My FINAL win that year, was in conquering the post-show binges I had always had. Because I was able to prep without dangerous, starvation tactics, I never felt deprived and no longer had the need to have that post show (weeks long) binge that I would always have. The nutrition light bulb finally came on and I was able to maintain being relatively lean for years after that, including now, four years post-retirement.
2013 was supposed to be my final year competing. It was going to be the year I retired, but after some major soul searching, Eric and I both decided we had accomplished enough in our careers and had nothing more we needed to prove. After competing for our son’s entire life (so far) it was time to hang it up and focus on our family and our clients. I had won everything I ever set out to win. I overcame injuries, depression, binge eating disorder, self-loathing, and found a new sense of passion and purpose in helping others “conquer the crazy” through this process.
So what is the point in me telling you this VERY long story? I want you all to realize that this sport is about SO MUCH MORE THAN WINNING A TROPHY, A MEDAL OR A PRO CARD. If all you focus on is that win, you will, no doubt, end up disappointed almost all of the time. While you believe that you are the one who WANTS IT MORE THAN ANYONE ELSE and HAS WORKED HARDER THAN ANYONE ELSE….every other competitor standing on stage next to you wants and had done the same. WE ALL BRING OUR BEST to that stage, what happens on the stage is up to a bunch of strangers and a little bit of luck! You CANNOT let the results from a brief moment on stage DEFINE YOUR JOURNEY. No one can define that for you, only YOU can define your journey and what it will mean to you. YOU DEFINE YOUR WIN, not a trophy, a medal or a few dollars. Don’t get so hung up on your goal of winning, or “doing well” that you lose sight of the real wins along the way. If you only define a win by earning a cheap piece of hardware, you have tragically missed out on what this sport can truly show you and the thing it can teach you.

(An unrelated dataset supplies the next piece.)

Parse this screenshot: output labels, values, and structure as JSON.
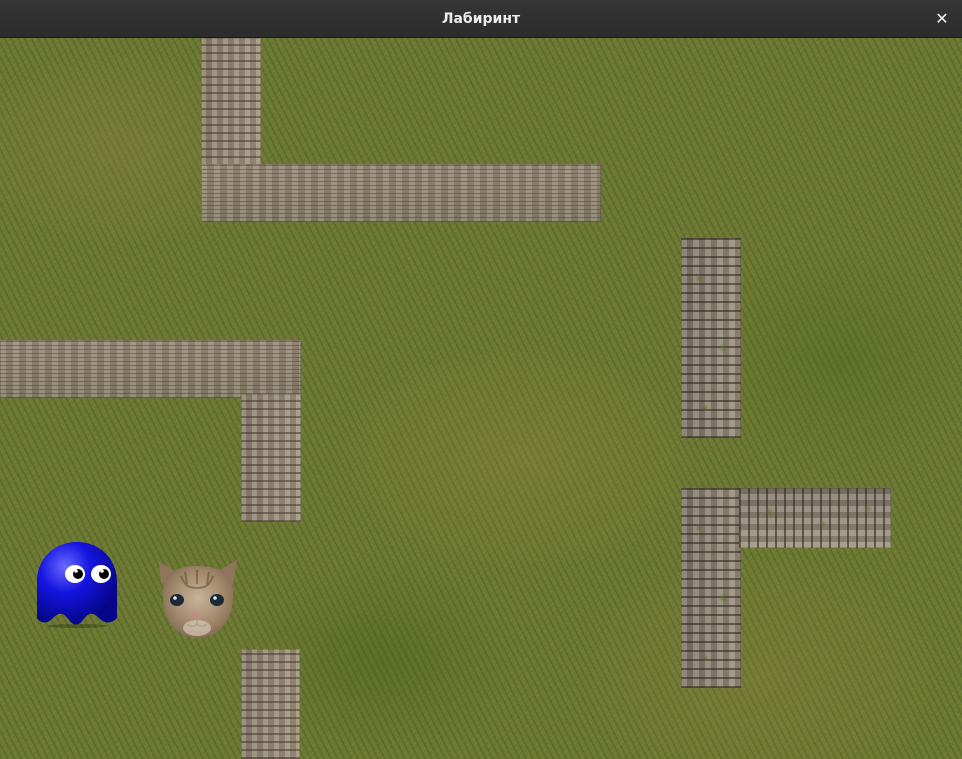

FOCUS ON THE JOURNEY – REMEMBER IT’S ABOUT THE JOURNEY NOT THE DESTINATION!